Now, it would be wrong to use this case in describing the debate over tort reform as being between those interested in a fair judicial process versus lawyers looking for a quick and unethical payday. That would be tremendously unfair to the many attorneys who represent their clients conscientiously and abide by the highest ethical standards.
Yet, in debates over and coverage of healthcare issues, we frequently see one side or another depicted in ways that don’t fairly describe their behavior or point of view.

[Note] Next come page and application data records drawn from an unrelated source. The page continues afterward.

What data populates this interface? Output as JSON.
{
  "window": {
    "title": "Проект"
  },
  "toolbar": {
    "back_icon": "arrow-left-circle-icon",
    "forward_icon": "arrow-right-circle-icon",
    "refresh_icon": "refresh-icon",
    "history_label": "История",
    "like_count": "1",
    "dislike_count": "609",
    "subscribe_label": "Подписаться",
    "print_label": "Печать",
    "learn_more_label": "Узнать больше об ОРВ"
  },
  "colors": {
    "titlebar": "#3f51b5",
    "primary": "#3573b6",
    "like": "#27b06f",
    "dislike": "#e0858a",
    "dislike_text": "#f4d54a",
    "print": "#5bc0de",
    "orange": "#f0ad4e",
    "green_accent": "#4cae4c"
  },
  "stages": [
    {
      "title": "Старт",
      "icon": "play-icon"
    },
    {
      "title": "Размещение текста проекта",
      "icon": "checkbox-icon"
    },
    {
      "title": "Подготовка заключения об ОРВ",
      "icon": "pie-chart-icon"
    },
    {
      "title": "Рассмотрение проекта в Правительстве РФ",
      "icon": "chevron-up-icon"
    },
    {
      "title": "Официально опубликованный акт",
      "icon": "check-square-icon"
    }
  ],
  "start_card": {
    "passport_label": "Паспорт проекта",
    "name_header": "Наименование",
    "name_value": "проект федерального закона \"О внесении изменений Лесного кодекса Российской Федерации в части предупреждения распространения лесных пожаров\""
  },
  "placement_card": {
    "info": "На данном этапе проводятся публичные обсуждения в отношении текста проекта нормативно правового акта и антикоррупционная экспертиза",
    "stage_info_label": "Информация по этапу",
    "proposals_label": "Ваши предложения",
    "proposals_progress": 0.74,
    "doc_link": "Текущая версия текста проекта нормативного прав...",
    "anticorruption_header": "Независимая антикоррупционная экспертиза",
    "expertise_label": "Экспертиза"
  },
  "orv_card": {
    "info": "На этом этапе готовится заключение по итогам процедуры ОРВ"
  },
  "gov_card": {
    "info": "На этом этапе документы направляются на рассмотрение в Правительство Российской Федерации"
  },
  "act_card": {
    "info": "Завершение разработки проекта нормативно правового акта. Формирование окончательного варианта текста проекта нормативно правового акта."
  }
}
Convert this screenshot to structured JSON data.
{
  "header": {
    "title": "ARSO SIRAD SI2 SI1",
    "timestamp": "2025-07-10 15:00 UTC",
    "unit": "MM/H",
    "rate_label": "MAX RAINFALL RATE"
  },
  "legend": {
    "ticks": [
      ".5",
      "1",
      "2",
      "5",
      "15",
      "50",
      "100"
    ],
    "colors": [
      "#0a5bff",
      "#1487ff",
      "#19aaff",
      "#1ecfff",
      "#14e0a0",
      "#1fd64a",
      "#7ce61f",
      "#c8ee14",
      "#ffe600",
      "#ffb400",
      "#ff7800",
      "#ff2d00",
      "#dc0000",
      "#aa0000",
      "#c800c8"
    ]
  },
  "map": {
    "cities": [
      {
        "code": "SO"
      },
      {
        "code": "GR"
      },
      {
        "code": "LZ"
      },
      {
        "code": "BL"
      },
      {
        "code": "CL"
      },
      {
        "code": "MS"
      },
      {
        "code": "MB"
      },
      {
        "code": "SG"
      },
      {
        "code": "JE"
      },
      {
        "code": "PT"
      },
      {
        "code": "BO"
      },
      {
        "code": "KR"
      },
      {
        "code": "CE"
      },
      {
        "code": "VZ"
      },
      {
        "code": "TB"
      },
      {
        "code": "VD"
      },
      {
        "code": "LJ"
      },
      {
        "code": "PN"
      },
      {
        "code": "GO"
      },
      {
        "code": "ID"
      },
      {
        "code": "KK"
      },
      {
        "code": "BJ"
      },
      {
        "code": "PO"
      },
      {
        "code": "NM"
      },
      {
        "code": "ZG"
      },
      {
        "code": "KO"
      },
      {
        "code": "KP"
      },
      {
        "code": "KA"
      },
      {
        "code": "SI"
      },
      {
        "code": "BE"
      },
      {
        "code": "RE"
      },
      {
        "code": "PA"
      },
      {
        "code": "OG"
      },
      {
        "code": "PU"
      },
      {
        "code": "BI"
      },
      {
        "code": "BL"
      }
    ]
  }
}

Patient privacy is a prime example. I can’t begin to count the number of news stories that have portrayed debates over the confidentiality of medical records as being between “privacy advocates” and the healthcare industry, as if health providers weren’t committed to protecting the rights and interests of patients. On this issue, both sides of the discussion are “privacy advocates,” with the disagreements being over how to achieve both confidentiality and the essential flow of information to medical professionals.
What brings this matter to mind is an Associated Press article published yesterday about President Obama and congressional Republicans being at odds on the issue of medical liability reform. The article characterizes the pro-liability reform position as being all about placing limitations on the damages an injured person can receive. It isn’t until near the end of the article that it’s mentioned that the law in West Virginia – the state focused upon in the story – places a cap on noneconomic damages.
That’s what is not made clear in this article, and so often when this issue is discussed. Those of us who support medical liability reform don’t want to impose a strict cap on damages in general. In states where medical liability reform has been enacted – not only West Virginia, but Texas, California and others – there is no ceiling on the economic damages a plaintiff can receive. Reformers are trying to bring some sense to the question of punitive damages, reining in those multimillion dollar verdicts that juries can award on a whim, and that have an effect on healthcare costs and patient access to care. That distinction all too often doesn’t make it into news coverage.
There’s another interesting bit of oversimplification in that AP article. It mentions that trial attorneys and consumer groups oppose liability reform because it would “lessen the incentive…for healthcare providers to act responsibility.” Of course, this obscures the fact that the vast majority of physicians and hospitals do act responsibly and with the highest degree of professionalism, and that there is a sizeable gap between the number of malpractice suits filed and actual incidents of negligent care.
I could retaliate by talking about Maryland attorneys and Virginia chiropractors, but that would be wrong.